Considering the scale of the space, it’s remarkable that the original demonstration used just a single Iconyx IC32 located at the central altar. “From the altar to the rear of the seating, it’s approximately 40 meters (131 feet).” continues Sjoo. “But even with one column, the difference was clear. But there are at least four different points of focus even for regular services, plus special areas such as the rear of the building, where baptisms take place, and the Cathedral’s magnificent pipe organ. The system needed to cover every area equally, and at high quality. It meant creating one of the largest Iconyx installations in Europe, with 40 individual loudspeaker arrays.”

Uppsala Cathedral is served by 22 IC16-8 columns, eight IC8 arrays, five IC24 columns, four ICX7 arrays and a single IC32. The installation also represented the first use of Renkus-Heinz’s Iconyx Gen5 DSP presets.

This IC24 column was painter to blend with the stone support columns.

“It’s unusual to have 40 line arrays inside one cathedral,” acknowledges R-H Europe’s Michal Poplawski. “Common wisdom says that when you have difficult acoustics and many sources, you will have a problem.” Yet the beam steering expertise embedded into Iconyx Gen5 ensures every loudspeaker in the room maintains control over the acoustic energy. Additionally, the network is tied to a show control system, allowing the cathedral’s technical team to select which parts of the system are live at any one time, depending on the needs of the service.

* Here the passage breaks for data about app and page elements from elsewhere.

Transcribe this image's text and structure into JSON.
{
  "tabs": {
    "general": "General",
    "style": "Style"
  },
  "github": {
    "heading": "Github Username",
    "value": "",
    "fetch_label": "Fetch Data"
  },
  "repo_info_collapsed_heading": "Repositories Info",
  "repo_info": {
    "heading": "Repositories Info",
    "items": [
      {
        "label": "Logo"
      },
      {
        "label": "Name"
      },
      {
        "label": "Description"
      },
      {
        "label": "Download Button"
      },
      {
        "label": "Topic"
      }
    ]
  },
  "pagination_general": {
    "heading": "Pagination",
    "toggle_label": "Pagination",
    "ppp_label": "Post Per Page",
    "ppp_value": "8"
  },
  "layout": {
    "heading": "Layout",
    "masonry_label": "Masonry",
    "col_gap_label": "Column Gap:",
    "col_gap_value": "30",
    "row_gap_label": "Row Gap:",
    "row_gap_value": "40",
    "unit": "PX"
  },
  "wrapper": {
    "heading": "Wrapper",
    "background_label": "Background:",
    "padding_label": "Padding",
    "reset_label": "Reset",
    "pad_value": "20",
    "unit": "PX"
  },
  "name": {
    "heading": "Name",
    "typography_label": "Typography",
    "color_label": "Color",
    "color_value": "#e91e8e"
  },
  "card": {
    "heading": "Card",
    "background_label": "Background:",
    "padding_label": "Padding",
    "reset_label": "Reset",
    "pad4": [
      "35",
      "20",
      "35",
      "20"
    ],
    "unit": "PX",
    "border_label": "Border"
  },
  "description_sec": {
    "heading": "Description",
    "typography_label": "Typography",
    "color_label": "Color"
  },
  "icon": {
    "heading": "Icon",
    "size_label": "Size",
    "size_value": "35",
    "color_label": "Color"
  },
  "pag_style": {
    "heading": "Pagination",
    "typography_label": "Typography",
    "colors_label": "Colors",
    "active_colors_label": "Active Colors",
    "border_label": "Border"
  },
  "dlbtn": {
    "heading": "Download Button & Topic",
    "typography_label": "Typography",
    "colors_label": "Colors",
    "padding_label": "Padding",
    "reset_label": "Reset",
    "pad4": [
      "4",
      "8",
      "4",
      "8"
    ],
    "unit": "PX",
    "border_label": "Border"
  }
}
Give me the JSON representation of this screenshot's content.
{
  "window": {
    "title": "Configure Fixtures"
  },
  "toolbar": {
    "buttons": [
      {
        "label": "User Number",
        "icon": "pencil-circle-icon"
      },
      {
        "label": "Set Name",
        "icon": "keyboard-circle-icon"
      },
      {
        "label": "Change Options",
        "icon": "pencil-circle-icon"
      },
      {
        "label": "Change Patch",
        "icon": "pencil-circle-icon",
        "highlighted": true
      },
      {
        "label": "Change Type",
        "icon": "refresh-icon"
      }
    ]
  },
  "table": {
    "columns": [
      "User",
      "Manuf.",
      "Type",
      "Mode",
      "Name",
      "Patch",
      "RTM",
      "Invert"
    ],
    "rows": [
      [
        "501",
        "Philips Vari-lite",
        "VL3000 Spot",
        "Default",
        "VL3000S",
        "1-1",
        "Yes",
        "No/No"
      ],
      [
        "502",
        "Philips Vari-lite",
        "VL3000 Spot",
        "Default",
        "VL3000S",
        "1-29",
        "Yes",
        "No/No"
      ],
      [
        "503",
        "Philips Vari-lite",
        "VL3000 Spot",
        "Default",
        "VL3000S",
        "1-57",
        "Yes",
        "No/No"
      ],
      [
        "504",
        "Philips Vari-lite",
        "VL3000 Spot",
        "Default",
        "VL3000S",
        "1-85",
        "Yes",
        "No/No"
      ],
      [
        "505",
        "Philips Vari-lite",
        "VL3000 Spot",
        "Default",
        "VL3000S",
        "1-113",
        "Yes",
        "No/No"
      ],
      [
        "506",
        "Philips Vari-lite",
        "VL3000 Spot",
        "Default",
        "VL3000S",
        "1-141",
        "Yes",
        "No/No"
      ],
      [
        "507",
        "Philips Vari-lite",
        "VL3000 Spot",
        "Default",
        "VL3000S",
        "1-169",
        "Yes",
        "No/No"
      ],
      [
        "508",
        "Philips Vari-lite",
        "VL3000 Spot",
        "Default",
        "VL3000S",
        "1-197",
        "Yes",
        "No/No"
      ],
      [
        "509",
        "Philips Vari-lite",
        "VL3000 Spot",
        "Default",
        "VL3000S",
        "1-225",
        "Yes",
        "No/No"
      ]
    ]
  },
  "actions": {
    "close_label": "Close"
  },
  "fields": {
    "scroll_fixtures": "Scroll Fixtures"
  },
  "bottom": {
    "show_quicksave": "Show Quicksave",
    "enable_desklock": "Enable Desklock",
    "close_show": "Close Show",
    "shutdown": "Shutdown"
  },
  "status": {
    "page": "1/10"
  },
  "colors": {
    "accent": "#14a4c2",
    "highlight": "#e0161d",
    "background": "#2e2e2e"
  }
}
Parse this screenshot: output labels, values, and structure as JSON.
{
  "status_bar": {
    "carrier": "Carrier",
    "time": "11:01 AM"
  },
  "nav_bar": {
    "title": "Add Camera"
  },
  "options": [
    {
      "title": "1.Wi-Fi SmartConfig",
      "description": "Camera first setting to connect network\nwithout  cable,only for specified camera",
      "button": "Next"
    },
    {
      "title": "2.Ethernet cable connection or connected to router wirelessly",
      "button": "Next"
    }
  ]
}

The cathedral’s structure was unaffected, thanks to Wadelius’ expertise. “We came up with a special [removable] clamp to mount lights and loudspeakers without drilling. Both the clamps and the loudspeakers are painted the same color as the columns, and blend in nicely. The entire installation is very discreet.”

But audio performance was paramount. “Even with the extremely reverberant acoustic environment — approximately five seconds — we achieved very good intelligibility and audio quality,” says Poplawski. “The results are very good.” Wadelius agreed. “I am very happy with the final result. It actually sounds better than I believed possible in such an acoustically difficult environment.”

Uppsala Cathedral

  • Capacity: 2,100 (max)
  • Key Components: (40) Renkus-Heinz Iconyx columns
  • Integrator: Svensk Klimatstyrning AB